Stalked crinoids, or sea lilies, have a segmented stalk, which is up to 1 m long. Fixed to the base of the calyx, the stalk attaches itself to the sea bottom. Stalkless crinoids, or comatulids, have numerous movable processes (cirri) and can crawl and swim. Sea lilies, of which there are approximately 80 species, are found at depths to 9,700 m. Stalkless forms, of which there are about 550 species, are most diverse in the shallow waters of tropical seas and are often brightly colored. Adult invertebrates develop from free-swimming larvae and a sessile stalked stage.

More than 5,000 species of fossil crinoids have been traced to the Lower Ordovician. They reached the height of their development in the Middle Paleozoic (several subclasses). By the end of the Paleozoic, most species had become extinct.
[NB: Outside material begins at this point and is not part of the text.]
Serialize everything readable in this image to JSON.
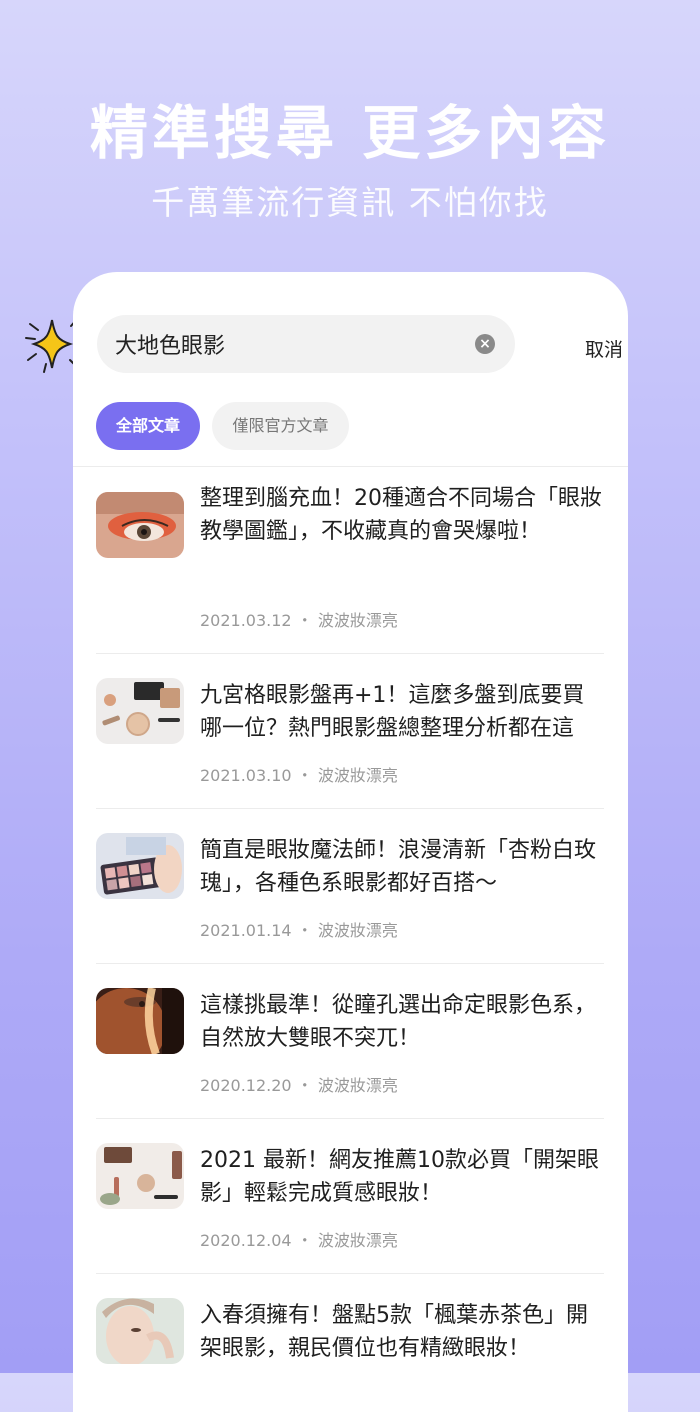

The subclass Articulata, to which all extant crinoids belong, has been traced back to the Triassic.

REFERENCES

Zhizn’ zhivotnykh, vol. 2. Moscow, 1968.
Hyman, L. H. The Invertebrates, vol. 4. New York-London, 1955.

Crinoidea

[krə′nȯid·ē·ə]
(invertebrate zoology)
A class of radially symmetrical crinozoans in which the adult body is flower-shaped and is either carried on an anchored stem or is free-living.
References in periodicals archive ?
The spindly animals with feathery arms--called crinoids, but better known today by the plant-like name sea lily--appear to have been buried alive in storms during the Carboniferous Period, when North America was covered with vast inland seas.
Crinoids are flower-shaped animals that grow on stalks rooted to the ocean floor.
Spatial and temporal distribution of the crinoid Florometra serratissma on the Oregon continental shelf.
In the black marble, the most abundant fossils are crinoid stem segments, but there are also brachiopods, bryozoans, stromatoporoids, cephalopods, gastropods, and corals (Fig.
Systematics and phylogeny of the Late Osagean and Meramecian crinoids Platycrinites and Eucladocrinus from the Mississippian stratotype region.
Unlike the Caribbean and western Atlantic, there are few species that associate with sea anemones, crinoids or sponges.
An accurate field study has revealed brachiopod, separate rugose and colonial coral, bryozoan, crinoids and cephalopod macrofossil frequency;.
Topics include wind erosion in deserts, groundwater age dating, diffusion in solid silicates, crinoid ecological morphology, the Southern Dead Sea Fault, the redox state of Earth's mantle, coastal impacts due to sea-level rise, and the rheology of the lower crust and upper mantle.
The crinoid sculpture is suspended from the ceiling by five ropes incorporating fibre optics, which are fixed to the floor, with the changing colours and movement of the ropes representing the sense of being underwater.
War Eagle Cavern Features an underground stream, an abundance of crinoid fossils, unusual dome pits, onyx and much more.
The crinoid Uintacrinus socialis, an important stratigraphic marker for Late Santonian deposits in the Western Interior and Europe, has now been found in the Tombigbee Sand Member of the Eutaw Formation in Mississippi.